Task to complete -
Scan the listing below for the word "JSON", then copy each line that has it.

- Opening Delimiter -

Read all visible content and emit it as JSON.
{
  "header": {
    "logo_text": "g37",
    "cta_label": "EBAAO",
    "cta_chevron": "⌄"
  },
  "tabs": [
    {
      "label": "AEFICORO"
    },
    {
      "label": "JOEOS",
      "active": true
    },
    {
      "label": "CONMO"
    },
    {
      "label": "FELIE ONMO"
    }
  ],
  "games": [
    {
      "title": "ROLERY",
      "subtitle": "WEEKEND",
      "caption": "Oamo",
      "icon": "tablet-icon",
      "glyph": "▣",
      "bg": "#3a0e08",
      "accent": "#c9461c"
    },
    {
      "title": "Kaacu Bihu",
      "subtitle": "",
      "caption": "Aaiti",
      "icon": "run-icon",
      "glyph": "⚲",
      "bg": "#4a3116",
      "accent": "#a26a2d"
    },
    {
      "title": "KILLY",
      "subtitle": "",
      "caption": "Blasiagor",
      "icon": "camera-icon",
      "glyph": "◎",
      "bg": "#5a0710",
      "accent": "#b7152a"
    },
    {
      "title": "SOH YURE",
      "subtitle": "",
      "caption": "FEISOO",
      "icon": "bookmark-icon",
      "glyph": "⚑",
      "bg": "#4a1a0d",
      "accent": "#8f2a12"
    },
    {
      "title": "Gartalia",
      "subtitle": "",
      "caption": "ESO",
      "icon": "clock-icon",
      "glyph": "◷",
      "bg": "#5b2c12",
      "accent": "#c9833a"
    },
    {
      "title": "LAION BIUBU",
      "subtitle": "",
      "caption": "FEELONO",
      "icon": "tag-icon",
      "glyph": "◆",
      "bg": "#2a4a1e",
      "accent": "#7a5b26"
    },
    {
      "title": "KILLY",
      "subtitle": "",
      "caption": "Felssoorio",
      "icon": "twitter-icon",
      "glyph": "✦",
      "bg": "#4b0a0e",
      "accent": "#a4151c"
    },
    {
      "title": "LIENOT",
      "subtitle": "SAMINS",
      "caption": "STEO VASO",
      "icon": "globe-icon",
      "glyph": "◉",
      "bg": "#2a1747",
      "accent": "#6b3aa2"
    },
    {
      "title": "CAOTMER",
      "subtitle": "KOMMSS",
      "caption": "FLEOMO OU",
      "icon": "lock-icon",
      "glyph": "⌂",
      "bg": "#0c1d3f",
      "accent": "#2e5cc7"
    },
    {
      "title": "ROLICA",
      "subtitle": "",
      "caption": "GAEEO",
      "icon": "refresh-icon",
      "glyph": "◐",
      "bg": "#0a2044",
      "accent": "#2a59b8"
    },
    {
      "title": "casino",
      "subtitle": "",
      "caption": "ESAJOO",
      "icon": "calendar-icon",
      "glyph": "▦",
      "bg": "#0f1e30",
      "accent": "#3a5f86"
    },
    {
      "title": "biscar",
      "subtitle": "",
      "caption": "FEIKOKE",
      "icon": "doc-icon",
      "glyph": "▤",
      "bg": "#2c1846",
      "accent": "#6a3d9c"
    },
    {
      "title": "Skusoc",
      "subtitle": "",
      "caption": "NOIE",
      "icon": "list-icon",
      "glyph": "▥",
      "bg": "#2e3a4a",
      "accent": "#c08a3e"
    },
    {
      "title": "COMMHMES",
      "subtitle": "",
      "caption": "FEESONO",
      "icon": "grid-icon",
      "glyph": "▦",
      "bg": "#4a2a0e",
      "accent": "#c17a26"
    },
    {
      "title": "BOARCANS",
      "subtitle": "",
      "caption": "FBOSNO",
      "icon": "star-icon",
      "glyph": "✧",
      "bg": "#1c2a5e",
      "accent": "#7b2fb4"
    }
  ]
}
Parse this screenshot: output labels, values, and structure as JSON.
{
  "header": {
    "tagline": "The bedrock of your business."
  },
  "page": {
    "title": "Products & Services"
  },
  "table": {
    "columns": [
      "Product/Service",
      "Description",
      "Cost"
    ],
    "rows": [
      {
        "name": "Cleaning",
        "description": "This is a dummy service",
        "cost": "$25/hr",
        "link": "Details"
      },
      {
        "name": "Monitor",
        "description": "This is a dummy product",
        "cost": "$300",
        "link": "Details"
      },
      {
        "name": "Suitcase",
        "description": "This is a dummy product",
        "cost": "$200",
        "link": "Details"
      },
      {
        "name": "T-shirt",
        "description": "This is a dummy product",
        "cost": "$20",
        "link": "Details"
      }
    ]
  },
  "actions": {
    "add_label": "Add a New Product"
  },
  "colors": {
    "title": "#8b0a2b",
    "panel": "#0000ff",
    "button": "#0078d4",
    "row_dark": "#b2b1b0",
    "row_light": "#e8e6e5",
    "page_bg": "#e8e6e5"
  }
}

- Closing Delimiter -

Exercise output -
Read all visible content and emit it as JSON.
Parse this screenshot: output labels, values, and structure as JSON.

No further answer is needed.